Importance of social psychology

  1. Social psychology is a branch of psychology that deals with how people think about, interact with, influence and relate to others. It is also the study of how these interactions, especially in small groups, can lead to either positive or negative outcomes.
  2. Social psychology has been used to understand why people conform to social norms and why some people are more likely to be influenced by others than others. It has also been used in understanding how stereotypes are formed and how they can be changed.
  3. Social psychologists have made important contributions in the understanding of persuasion, attitude change and compliance techniques. They have also contributed to an understanding of group dynamics, bystander intervention and social identity theory.

Who are social psychologists?

Social psychologists are the ones who study the social aspects of human life, such as how we think about other people and how we interact with them.

Social psychology is the scientific study of how people’s thoughts, feelings, and behaviors are influenced by the actual, imagined, or implied presence of others.

This field includes aspects of both psychology and sociology. Psychologists typically emphasize experiments in which a researcher can control all the variables except for one—the independent variable. Sociologists emphasize studies that rely on observation in natural settings and that attempt to understand social phenomena as they naturally occur (such as studying what people do when they interact with each other).

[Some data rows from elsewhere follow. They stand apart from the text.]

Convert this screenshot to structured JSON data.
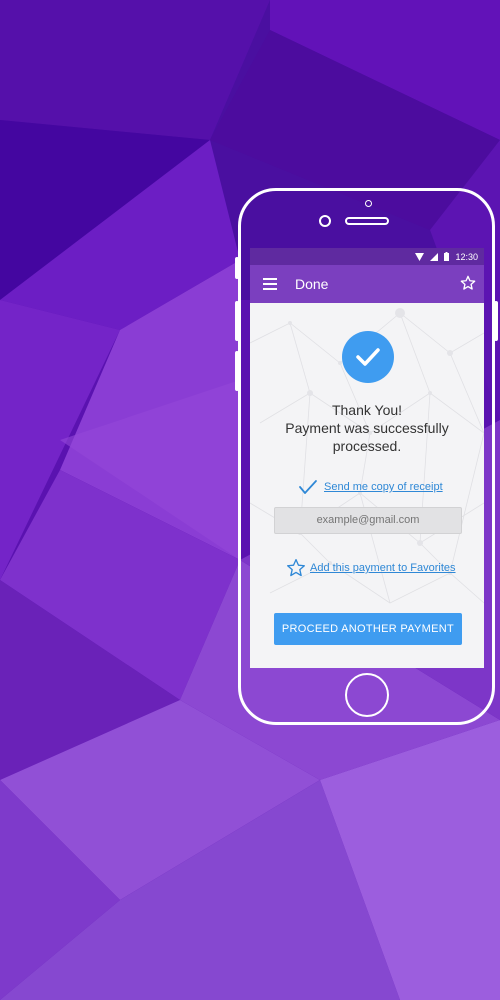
{
  "status_bar": {
    "time": "12:30"
  },
  "app_bar": {
    "title": "Done"
  },
  "confirmation": {
    "line1": "Thank You!",
    "line2": "Payment was successfully",
    "line3": "processed."
  },
  "receipt": {
    "label": "Send me copy of receipt"
  },
  "email_field": {
    "placeholder": "example@gmail.com"
  },
  "favorites": {
    "label": "Add this payment to Favorites"
  },
  "proceed_button": {
    "label": "PROCEED ANOTHER PAYMENT"
  },
  "colors": {
    "primary": "#7b3fbf",
    "accent": "#3f9cf0",
    "background": "#5a12b0"
  }
}
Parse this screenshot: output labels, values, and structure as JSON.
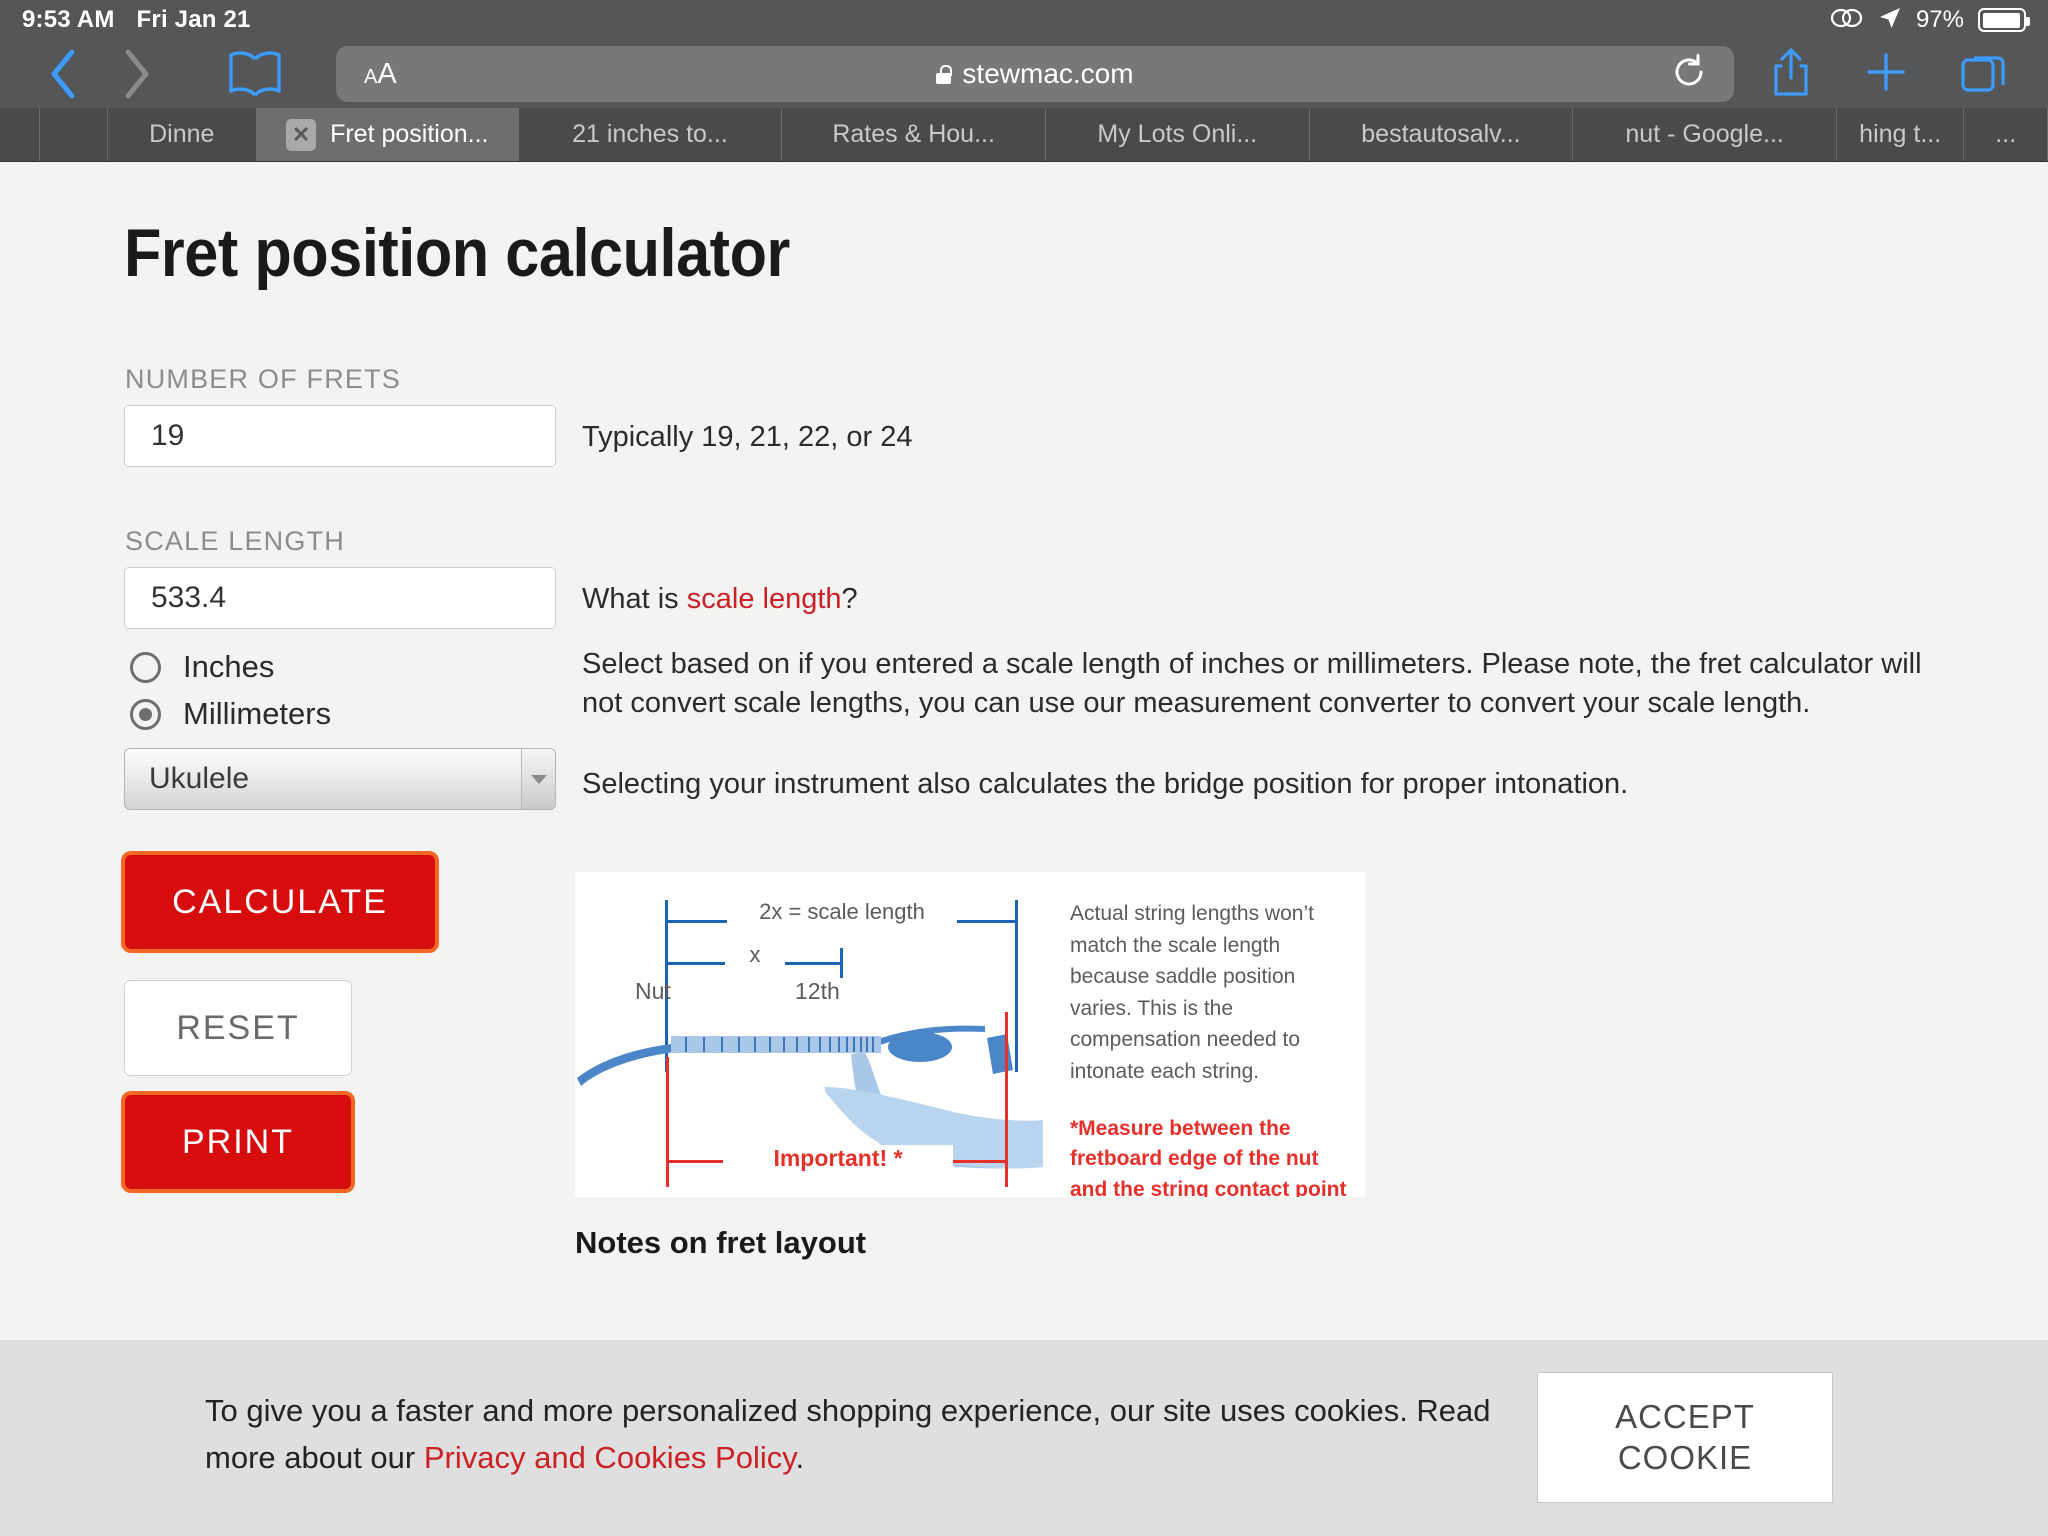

How do Psychologists Study Social Behavior?

Psychologists study social behavior in order to understand how people interact with each other. They use a variety of research methods to do this.

There are many ways that psychologists study social behavior, and they use a variety of research methods to do so. One such method is the “observer method,” which involves observing people’s behavior in natural settings. Another is the “experiment method,” which involves conducting experiments on people in a controlled setting.

How do you Become a Social Psychologist?

Becoming a psychologist is not an easy task. It takes years of training, and it is not a cheap process either. But if you are interested in the field, then you should know that there are many different paths to becoming a social psychologist.

The first step would be to get your degree in psychology. This can be done at the undergraduate level or at the graduate level, depending on what you want to do after you graduate from school. After that, it’s time to start looking for a residency program or internship position where you will work under the supervision of other psychologists for about two years before getting your license.